Data under study:
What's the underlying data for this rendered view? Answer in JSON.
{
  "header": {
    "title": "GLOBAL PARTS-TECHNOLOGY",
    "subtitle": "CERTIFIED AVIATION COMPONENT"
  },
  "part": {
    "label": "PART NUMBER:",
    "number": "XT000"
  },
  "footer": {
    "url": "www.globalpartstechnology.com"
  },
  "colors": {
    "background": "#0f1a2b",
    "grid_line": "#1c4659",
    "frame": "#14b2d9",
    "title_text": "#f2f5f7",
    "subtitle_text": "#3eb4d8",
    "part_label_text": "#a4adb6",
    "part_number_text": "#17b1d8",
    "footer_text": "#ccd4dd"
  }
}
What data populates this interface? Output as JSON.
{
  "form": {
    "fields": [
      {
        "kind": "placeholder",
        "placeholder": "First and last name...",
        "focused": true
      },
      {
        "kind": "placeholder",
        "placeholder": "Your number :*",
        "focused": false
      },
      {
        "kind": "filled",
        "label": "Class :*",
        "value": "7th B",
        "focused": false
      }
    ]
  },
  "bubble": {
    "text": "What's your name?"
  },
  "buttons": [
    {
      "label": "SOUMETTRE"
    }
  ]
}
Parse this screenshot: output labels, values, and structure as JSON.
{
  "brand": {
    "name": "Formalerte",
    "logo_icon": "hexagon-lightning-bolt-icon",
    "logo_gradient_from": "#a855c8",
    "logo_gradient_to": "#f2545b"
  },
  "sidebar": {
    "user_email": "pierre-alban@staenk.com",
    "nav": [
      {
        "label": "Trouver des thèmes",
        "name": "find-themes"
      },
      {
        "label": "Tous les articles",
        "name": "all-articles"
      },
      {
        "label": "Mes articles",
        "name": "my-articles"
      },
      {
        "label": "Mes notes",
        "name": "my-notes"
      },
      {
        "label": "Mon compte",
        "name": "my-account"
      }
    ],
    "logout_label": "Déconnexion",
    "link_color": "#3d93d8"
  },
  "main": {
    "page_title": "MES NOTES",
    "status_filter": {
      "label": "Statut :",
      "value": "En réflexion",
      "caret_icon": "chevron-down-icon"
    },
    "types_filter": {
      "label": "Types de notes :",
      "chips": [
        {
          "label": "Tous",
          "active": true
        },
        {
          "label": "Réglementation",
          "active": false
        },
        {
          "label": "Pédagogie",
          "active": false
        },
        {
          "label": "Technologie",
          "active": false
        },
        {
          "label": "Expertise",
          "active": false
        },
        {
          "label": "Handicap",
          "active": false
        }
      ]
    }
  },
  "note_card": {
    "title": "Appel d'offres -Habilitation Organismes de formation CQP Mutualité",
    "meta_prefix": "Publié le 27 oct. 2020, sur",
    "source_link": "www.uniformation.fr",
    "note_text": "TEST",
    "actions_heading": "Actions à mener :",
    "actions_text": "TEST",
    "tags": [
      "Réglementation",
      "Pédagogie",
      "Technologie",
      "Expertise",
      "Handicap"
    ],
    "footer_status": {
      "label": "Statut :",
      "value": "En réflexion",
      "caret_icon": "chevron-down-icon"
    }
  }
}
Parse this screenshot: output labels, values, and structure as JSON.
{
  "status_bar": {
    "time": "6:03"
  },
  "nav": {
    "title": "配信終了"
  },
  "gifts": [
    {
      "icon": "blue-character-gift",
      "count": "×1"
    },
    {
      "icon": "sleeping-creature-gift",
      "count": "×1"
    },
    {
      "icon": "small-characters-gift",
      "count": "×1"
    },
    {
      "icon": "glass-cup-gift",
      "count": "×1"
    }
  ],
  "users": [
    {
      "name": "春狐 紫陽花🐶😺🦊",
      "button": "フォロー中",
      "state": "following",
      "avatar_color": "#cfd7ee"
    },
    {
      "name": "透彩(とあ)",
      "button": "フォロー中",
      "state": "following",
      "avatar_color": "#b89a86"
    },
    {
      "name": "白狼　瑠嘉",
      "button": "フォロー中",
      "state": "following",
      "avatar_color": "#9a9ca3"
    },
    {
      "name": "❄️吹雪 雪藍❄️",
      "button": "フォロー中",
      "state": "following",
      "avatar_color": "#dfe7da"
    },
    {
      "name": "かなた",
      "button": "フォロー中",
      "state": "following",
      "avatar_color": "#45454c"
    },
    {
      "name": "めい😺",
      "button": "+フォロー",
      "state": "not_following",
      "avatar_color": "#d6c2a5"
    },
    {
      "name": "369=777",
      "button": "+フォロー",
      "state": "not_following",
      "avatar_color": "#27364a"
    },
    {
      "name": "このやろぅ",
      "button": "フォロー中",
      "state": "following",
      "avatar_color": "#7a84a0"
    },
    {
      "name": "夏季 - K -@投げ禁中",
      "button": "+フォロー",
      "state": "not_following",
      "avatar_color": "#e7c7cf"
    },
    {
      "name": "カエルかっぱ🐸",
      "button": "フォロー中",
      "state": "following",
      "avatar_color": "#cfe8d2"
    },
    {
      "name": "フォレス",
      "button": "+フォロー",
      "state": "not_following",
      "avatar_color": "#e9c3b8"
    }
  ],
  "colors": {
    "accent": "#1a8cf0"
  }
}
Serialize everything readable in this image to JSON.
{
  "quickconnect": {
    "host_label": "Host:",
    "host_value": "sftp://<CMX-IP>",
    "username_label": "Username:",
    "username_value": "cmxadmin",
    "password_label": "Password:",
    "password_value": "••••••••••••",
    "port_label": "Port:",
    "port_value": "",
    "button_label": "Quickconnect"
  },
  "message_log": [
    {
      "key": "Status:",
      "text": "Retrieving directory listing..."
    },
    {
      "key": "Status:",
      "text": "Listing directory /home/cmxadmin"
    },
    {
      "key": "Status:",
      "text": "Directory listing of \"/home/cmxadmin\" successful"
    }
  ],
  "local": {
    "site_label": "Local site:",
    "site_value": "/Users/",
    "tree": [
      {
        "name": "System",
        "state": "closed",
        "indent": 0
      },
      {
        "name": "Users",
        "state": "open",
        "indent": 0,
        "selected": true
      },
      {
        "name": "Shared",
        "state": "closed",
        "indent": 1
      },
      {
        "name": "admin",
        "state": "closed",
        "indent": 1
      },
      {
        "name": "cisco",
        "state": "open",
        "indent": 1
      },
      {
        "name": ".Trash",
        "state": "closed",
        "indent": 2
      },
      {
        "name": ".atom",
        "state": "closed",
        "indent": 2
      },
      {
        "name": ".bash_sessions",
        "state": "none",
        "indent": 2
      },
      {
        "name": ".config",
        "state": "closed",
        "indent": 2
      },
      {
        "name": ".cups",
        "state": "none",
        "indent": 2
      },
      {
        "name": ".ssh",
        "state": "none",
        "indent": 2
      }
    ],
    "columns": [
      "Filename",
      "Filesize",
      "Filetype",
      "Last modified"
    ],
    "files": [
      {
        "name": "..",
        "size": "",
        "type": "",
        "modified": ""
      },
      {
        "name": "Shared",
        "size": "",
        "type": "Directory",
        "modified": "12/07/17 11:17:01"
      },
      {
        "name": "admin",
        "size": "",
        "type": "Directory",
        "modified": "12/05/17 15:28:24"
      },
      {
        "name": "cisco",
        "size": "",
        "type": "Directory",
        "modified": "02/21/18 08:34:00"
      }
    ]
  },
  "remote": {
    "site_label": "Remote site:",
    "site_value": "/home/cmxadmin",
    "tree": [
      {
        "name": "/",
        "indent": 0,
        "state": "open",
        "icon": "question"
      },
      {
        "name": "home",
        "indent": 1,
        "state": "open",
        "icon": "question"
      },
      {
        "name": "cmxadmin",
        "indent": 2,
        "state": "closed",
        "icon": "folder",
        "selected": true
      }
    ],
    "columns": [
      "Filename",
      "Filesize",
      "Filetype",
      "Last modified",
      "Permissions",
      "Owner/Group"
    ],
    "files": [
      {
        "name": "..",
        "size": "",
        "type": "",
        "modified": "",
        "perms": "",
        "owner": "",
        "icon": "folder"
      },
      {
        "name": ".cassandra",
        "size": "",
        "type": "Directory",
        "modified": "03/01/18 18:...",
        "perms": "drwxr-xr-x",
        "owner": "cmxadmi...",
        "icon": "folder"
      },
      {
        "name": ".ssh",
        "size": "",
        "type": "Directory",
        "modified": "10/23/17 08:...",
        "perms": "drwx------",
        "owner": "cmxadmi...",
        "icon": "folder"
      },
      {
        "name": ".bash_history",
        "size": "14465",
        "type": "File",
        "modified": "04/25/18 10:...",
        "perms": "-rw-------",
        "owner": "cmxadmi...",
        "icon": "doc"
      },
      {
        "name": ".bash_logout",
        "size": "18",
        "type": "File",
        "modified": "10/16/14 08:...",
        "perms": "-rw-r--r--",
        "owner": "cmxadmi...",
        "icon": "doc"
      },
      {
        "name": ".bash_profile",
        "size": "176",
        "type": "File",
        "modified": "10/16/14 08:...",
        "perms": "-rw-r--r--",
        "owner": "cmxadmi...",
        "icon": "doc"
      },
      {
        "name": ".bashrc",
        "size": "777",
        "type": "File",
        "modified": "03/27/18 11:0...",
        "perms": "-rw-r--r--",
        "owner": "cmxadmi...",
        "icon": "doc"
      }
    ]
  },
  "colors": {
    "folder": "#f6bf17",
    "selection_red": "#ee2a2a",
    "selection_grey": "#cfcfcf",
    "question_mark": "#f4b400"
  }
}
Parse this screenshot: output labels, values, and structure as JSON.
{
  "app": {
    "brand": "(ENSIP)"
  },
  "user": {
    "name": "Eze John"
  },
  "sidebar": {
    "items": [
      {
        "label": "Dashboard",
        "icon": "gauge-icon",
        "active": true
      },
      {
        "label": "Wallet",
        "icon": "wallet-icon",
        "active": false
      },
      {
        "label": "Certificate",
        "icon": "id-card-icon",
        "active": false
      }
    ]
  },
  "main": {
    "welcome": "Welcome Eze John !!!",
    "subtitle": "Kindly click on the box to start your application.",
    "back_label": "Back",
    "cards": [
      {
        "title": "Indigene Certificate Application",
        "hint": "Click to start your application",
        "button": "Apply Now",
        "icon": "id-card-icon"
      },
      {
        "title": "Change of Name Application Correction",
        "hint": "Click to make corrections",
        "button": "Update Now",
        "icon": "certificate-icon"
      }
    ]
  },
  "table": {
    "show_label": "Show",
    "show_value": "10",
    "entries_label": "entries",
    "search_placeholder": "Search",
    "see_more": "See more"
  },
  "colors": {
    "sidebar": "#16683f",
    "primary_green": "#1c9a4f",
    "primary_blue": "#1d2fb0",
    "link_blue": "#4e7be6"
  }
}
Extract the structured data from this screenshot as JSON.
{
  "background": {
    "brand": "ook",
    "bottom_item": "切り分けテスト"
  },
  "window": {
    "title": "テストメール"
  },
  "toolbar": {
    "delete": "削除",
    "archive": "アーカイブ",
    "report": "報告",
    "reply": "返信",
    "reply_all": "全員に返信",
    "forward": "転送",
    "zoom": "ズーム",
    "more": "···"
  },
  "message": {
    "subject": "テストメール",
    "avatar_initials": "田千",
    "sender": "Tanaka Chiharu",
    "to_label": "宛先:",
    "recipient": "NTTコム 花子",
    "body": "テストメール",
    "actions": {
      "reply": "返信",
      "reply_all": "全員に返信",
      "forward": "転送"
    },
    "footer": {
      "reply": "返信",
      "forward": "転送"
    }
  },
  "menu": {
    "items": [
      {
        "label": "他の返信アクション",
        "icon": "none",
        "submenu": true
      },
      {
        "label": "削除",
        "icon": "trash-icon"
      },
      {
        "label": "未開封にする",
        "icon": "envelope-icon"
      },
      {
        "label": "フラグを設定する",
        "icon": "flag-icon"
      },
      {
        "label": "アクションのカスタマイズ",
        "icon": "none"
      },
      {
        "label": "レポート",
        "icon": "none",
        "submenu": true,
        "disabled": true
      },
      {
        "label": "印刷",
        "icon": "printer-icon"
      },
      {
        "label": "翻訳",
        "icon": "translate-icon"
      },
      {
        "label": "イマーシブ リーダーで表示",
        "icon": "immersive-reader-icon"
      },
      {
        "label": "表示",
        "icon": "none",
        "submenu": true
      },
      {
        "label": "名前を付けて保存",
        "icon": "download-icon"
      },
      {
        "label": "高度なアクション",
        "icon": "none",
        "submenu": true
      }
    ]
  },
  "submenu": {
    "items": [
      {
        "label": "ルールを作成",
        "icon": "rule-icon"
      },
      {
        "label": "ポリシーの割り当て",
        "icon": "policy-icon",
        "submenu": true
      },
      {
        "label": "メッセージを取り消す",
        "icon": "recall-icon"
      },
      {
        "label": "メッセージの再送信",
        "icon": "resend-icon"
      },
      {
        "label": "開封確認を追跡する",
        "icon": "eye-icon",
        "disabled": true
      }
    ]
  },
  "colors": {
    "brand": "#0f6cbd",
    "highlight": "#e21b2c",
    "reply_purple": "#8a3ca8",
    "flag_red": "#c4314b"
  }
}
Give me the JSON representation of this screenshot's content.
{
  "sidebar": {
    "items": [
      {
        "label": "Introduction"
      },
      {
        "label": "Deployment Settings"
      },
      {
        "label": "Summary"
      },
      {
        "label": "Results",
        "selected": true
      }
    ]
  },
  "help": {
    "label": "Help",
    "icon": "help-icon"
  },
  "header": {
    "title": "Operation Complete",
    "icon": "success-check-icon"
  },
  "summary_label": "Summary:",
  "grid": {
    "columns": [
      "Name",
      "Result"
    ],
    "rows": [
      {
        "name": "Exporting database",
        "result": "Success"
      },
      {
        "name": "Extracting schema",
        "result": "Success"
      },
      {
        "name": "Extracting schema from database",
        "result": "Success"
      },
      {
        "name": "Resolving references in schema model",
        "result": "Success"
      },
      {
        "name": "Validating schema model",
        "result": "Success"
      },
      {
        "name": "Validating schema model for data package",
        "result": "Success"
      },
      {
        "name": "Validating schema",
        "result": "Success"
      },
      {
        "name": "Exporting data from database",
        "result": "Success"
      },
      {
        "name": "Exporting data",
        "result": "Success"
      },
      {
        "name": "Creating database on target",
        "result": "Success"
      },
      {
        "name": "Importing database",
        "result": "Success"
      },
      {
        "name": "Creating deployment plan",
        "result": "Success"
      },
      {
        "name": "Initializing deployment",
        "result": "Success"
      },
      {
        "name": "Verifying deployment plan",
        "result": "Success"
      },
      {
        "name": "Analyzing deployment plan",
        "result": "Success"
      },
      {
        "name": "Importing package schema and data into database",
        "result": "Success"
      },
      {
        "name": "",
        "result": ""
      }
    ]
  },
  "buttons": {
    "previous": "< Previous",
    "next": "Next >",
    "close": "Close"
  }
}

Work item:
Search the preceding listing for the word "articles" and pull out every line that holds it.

Your solution:
        "label": "Tous les articles",
        "name": "all-articles"
        "label": "Mes articles",
        "name": "my-articles"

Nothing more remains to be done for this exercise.